# [WORK TO BE COMPLETED]
Write out each entry below exactly; the images do not belong in your copy.

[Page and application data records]
- Opening Delimiter -

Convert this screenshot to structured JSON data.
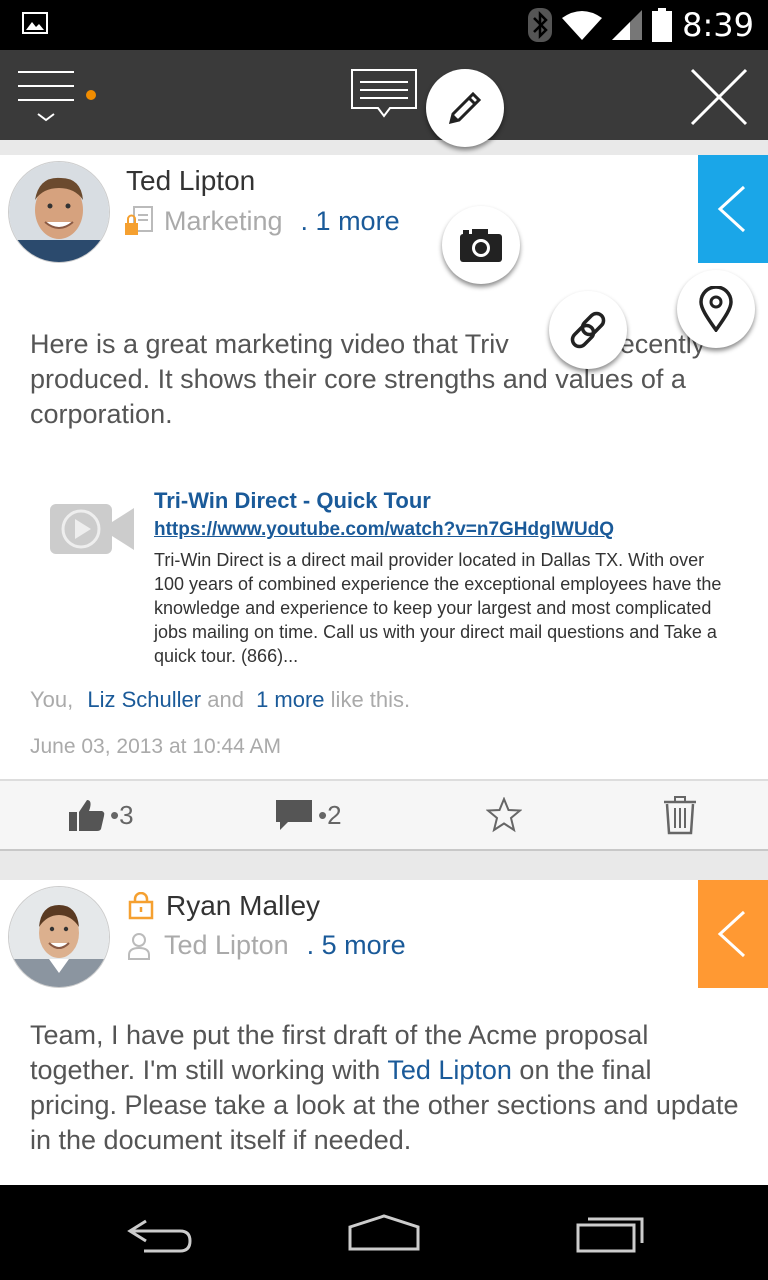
{
  "status_bar": {
    "time": "8:39"
  },
  "posts": [
    {
      "author": "Ted Lipton",
      "group": "Marketing",
      "more": ". 1 more",
      "body_before": "Here is a great marketing video that Triv",
      "body_after": "as recently produced. It shows their core strengths and values of a corporation.",
      "link": {
        "title": "Tri-Win Direct - Quick Tour",
        "url": "https://www.youtube.com/watch?v=n7GHdglWUdQ",
        "description": "Tri-Win Direct is a direct mail provider located in Dallas TX. With over 100 years of combined experience the exceptional employees have the knowledge and experience to keep your largest and most complicated jobs mailing on time. Call us with your direct mail questions and Take a quick tour. (866)..."
      },
      "likes": {
        "you": "You,",
        "name": "Liz Schuller",
        "and": "and",
        "more": "1 more",
        "suffix": "like this."
      },
      "timestamp": "June 03, 2013 at 10:44 AM",
      "like_count": "•3",
      "comment_count": "•2",
      "tab_color": "#1aa6e8"
    },
    {
      "author": "Ryan Malley",
      "recipient": "Ted Lipton",
      "more": ". 5 more",
      "body_1": "Team, I have put the first draft of the Acme proposal together. I'm still working with ",
      "body_mention": "Ted Lipton",
      "body_2": " on the final pricing. Please take a look at the other sections and update in the document itself if needed.",
      "tab_color": "#ff9933"
    }
  ],
  "colors": {
    "accent_blue": "#1aa6e8",
    "accent_orange": "#ff9933",
    "link_blue": "#1a5a99",
    "actionbar": "#3a3a3a"
  }
}
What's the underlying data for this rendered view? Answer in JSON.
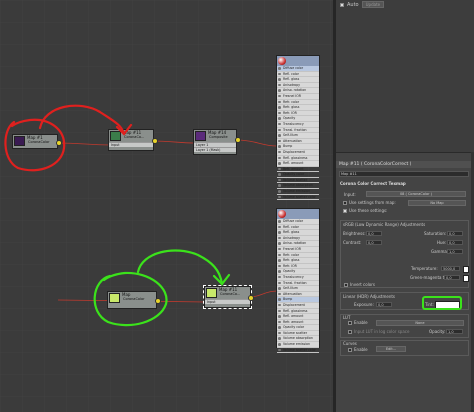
{
  "editor": {
    "node_corona_left": {
      "title": "Map #1",
      "subtitle": "CoronaColor"
    },
    "node_ccc_top": {
      "title": "Map #11",
      "subtitle": "CoronaCo...",
      "slot": "Input"
    },
    "node_composite": {
      "title": "Map #14",
      "subtitle": "Composite",
      "slots": [
        "Layer 1",
        "Layer 1 (Mask)"
      ]
    },
    "node_corona_bottom": {
      "title": "Map",
      "subtitle": "CoronaColor"
    },
    "node_ccc_bottom": {
      "title": "Map #11",
      "subtitle": "CoronaCo...",
      "slot": "Input"
    },
    "material_slots": [
      "Diffuse color",
      "Refl. color",
      "Refl. gloss",
      "Anisotropy",
      "Aniso. rotation",
      "Fresnel IOR",
      "Refr. color",
      "Refr. gloss",
      "Refr. IOR",
      "Opacity",
      "Translucency",
      "Transl. fraction",
      "Self-Illum",
      "Attenuation",
      "Bump",
      "Displacement",
      "Refl. glossiness",
      "Refl. amount",
      "Refr. amount",
      "Opacity color",
      "Volume scatter",
      "Volume absorption",
      "Volume emission",
      "Volume scatter color"
    ]
  },
  "panel": {
    "auto_label": "Auto",
    "update_label": "Update",
    "title_bar": "Map #11 ( CoronaColorCorrect )",
    "map_name": "Map #11",
    "rollout_title": "Corona Color Correct Texmap",
    "input_label": "Input:",
    "input_value": "08 ( CoronaColor )",
    "use_settings_from_map": "Use settings from map:",
    "no_map": "No Map",
    "use_these_settings": "Use these settings:",
    "srgb_title": "sRGB (Low Dynamic Range) Adjustments",
    "brightness_label": "Brightness:",
    "brightness_value": "0,0",
    "saturation_label": "Saturation:",
    "saturation_value": "0,0",
    "contrast_label": "Contrast:",
    "contrast_value": "0,0",
    "hue_label": "Hue:",
    "hue_value": "0,0",
    "gamma_label": "Gamma:",
    "gamma_value": "1,0",
    "temperature_label": "Temperature:",
    "temperature_value": "5000,0",
    "green_magenta_label": "Green-magenta tint:",
    "green_magenta_value": "0,0",
    "invert_colors": "Invert colors",
    "linear_title": "Linear (HDR) Adjustments",
    "exposure_label": "Exposure:",
    "exposure_value": "0,0",
    "tint_label": "Tint:",
    "lut_title": "LUT",
    "enable_label": "Enable",
    "none_label": "None",
    "log_space_label": "Input LUT in log color space",
    "opacity_label": "Opacity:",
    "opacity_value": "1,0",
    "curves_title": "Curves",
    "edit_label": "Edit..."
  },
  "colors": {
    "annotation_red": "#e0201e",
    "annotation_green": "#3be21b",
    "node_swatch_green": "#3b7d4a",
    "port_yellow": "#e8d42a"
  }
}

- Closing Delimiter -

# [SOLUTION TO THIS TASK]
Convert this screenshot to structured JSON data.
{
  "status_bar": {
    "time": "8:39"
  },
  "posts": [
    {
      "author": "Ted Lipton",
      "group": "Marketing",
      "more": ". 1 more",
      "body_before": "Here is a great marketing video that Triv",
      "body_after": "as recently produced. It shows their core strengths and values of a corporation.",
      "link": {
        "title": "Tri-Win Direct - Quick Tour",
        "url": "https://www.youtube.com/watch?v=n7GHdglWUdQ",
        "description": "Tri-Win Direct is a direct mail provider located in Dallas TX. With over 100 years of combined experience the exceptional employees have the knowledge and experience to keep your largest and most complicated jobs mailing on time. Call us with your direct mail questions and Take a quick tour. (866)..."
      },
      "likes": {
        "you": "You,",
        "name": "Liz Schuller",
        "and": "and",
        "more": "1 more",
        "suffix": "like this."
      },
      "timestamp": "June 03, 2013 at 10:44 AM",
      "like_count": "•3",
      "comment_count": "•2",
      "tab_color": "#1aa6e8"
    },
    {
      "author": "Ryan Malley",
      "recipient": "Ted Lipton",
      "more": ". 5 more",
      "body_1": "Team, I have put the first draft of the Acme proposal together. I'm still working with ",
      "body_mention": "Ted Lipton",
      "body_2": " on the final pricing. Please take a look at the other sections and update in the document itself if needed.",
      "tab_color": "#ff9933"
    }
  ],
  "colors": {
    "accent_blue": "#1aa6e8",
    "accent_orange": "#ff9933",
    "link_blue": "#1a5a99",
    "actionbar": "#3a3a3a"
  }
}
What's the underlying data for this rendered view? Answer in JSON.
{
  "editor": {
    "node_corona_left": {
      "title": "Map #1",
      "subtitle": "CoronaColor"
    },
    "node_ccc_top": {
      "title": "Map #11",
      "subtitle": "CoronaCo...",
      "slot": "Input"
    },
    "node_composite": {
      "title": "Map #14",
      "subtitle": "Composite",
      "slots": [
        "Layer 1",
        "Layer 1 (Mask)"
      ]
    },
    "node_corona_bottom": {
      "title": "Map",
      "subtitle": "CoronaColor"
    },
    "node_ccc_bottom": {
      "title": "Map #11",
      "subtitle": "CoronaCo...",
      "slot": "Input"
    },
    "material_slots": [
      "Diffuse color",
      "Refl. color",
      "Refl. gloss",
      "Anisotropy",
      "Aniso. rotation",
      "Fresnel IOR",
      "Refr. color",
      "Refr. gloss",
      "Refr. IOR",
      "Opacity",
      "Translucency",
      "Transl. fraction",
      "Self-Illum",
      "Attenuation",
      "Bump",
      "Displacement",
      "Refl. glossiness",
      "Refl. amount",
      "Refr. amount",
      "Opacity color",
      "Volume scatter",
      "Volume absorption",
      "Volume emission",
      "Volume scatter color"
    ]
  },
  "panel": {
    "auto_label": "Auto",
    "update_label": "Update",
    "title_bar": "Map #11 ( CoronaColorCorrect )",
    "map_name": "Map #11",
    "rollout_title": "Corona Color Correct Texmap",
    "input_label": "Input:",
    "input_value": "08 ( CoronaColor )",
    "use_settings_from_map": "Use settings from map:",
    "no_map": "No Map",
    "use_these_settings": "Use these settings:",
    "srgb_title": "sRGB (Low Dynamic Range) Adjustments",
    "brightness_label": "Brightness:",
    "brightness_value": "0,0",
    "saturation_label": "Saturation:",
    "saturation_value": "0,0",
    "contrast_label": "Contrast:",
    "contrast_value": "0,0",
    "hue_label": "Hue:",
    "hue_value": "0,0",
    "gamma_label": "Gamma:",
    "gamma_value": "1,0",
    "temperature_label": "Temperature:",
    "temperature_value": "5000,0",
    "green_magenta_label": "Green-magenta tint:",
    "green_magenta_value": "0,0",
    "invert_colors": "Invert colors",
    "linear_title": "Linear (HDR) Adjustments",
    "exposure_label": "Exposure:",
    "exposure_value": "0,0",
    "tint_label": "Tint:",
    "lut_title": "LUT",
    "enable_label": "Enable",
    "none_label": "None",
    "log_space_label": "Input LUT in log color space",
    "opacity_label": "Opacity:",
    "opacity_value": "1,0",
    "curves_title": "Curves",
    "edit_label": "Edit..."
  },
  "colors": {
    "annotation_red": "#e0201e",
    "annotation_green": "#3be21b",
    "node_swatch_green": "#3b7d4a",
    "port_yellow": "#e8d42a"
  }
}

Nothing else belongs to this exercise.